The special ingredients in a Sam Walters farce are necessitated by the theatre's design, since in-the-round staging does not immediately lend itself to this form.

What the space does is allow Sophie Acreman to fill in the gaps. She is pitch perfect in her efforts to provide sound replacements for doors and especially a naughty pooch that sadly does not make it past the halfway mark alive.

The story revolves around a hapless lawyer, Fauvinard, who has not had a case in two years but still harbours seemingly unwarranted hopes of a glowing career.

The energetic David Antrobus' character divides his spare time between battling his wife's harridan of a mother, played with voluble fervour by Briony McRoberts, and escaping to cavort with pretty blonde Cesarine, played by Beth Cordingly.
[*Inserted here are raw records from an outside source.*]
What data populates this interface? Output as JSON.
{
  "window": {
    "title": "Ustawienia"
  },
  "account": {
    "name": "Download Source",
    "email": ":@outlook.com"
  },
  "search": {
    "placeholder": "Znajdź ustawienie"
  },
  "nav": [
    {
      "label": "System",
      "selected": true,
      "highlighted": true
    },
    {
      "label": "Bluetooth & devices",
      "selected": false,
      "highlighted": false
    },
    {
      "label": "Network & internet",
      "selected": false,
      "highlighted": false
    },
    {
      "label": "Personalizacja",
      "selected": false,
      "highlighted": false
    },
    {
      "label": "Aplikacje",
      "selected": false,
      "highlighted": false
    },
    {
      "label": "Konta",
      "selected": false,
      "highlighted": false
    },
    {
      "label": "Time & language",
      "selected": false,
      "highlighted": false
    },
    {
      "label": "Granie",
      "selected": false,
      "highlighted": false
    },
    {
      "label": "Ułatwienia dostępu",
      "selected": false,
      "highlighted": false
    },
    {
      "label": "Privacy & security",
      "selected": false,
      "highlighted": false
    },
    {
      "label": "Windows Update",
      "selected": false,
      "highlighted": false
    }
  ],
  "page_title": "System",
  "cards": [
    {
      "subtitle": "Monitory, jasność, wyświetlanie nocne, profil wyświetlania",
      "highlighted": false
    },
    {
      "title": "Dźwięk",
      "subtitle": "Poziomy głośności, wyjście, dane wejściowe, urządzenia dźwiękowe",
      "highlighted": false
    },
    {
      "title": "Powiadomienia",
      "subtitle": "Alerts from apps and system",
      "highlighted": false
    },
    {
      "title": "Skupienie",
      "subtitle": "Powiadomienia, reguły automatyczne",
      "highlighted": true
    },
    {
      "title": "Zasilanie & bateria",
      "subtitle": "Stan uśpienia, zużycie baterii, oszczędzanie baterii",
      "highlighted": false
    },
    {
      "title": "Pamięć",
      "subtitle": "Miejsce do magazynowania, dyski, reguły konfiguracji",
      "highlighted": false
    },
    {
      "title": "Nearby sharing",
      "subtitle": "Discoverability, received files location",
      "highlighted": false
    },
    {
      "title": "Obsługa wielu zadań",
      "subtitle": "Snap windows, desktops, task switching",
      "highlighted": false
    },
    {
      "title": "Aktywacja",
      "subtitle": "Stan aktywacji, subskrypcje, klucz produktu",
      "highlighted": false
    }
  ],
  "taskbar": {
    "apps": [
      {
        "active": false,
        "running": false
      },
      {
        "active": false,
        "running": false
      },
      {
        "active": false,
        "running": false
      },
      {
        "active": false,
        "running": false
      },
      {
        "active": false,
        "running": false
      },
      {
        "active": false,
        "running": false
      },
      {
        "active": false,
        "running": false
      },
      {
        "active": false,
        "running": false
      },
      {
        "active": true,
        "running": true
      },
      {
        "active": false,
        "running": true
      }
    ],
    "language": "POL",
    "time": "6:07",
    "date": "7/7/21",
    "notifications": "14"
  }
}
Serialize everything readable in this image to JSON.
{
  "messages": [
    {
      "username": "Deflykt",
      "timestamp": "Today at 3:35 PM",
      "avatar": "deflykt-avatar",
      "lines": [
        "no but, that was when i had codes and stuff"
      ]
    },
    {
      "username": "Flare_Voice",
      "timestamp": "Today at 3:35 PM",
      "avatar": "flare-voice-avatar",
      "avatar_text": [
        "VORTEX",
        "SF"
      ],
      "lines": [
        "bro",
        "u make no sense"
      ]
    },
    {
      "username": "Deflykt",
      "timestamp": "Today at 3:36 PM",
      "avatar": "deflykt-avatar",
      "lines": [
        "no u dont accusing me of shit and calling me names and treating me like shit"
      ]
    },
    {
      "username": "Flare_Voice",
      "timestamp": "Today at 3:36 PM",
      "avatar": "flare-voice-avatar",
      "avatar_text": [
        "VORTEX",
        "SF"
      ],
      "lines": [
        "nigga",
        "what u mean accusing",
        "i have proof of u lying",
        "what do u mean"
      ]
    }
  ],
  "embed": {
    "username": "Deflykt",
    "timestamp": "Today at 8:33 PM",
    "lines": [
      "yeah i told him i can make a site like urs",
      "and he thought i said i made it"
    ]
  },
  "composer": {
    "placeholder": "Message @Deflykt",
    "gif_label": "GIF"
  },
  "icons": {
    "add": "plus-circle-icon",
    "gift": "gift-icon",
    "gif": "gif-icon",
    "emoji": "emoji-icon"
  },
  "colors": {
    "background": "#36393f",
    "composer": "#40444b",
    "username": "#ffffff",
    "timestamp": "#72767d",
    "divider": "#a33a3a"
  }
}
She, in turn, has numerous skeletons in the cupboard as the wife of an absconded jewel thief. Above her salon lives the unseen Zizi and between the two, they turn 11 Rue Saint-Lazare into a sexual conveyor belt as, inter alia, another lawyer and a spare husband troop through and get bitten by the invisible dog. Never far behind is the bumbling roué uncle with a sleep disorder, humorously portrayed by Richard Durden.

To add a little spice and wit, Michael Kirk appears in Napoleonic get-up playing a Commissioner of Police who ends up with little more than the wrong ends of several sticks and some spare pairs of trousers.

The first act is rather slower than ideal, as the scene is set, the second allows sexual shenanigans to take over, with much laughter, while the last brings everything to a happy ending offering strong support for the institution of marriage and power of forgiveness.

As farces go, Once Bitten is not necessarily quite out of the top drawer but there are enough laughs to make a trip to Richmond worthwhile. In addition, for anyone that has never seen one performed at the Orange Tree, a real treat is in store.

Philip Fisher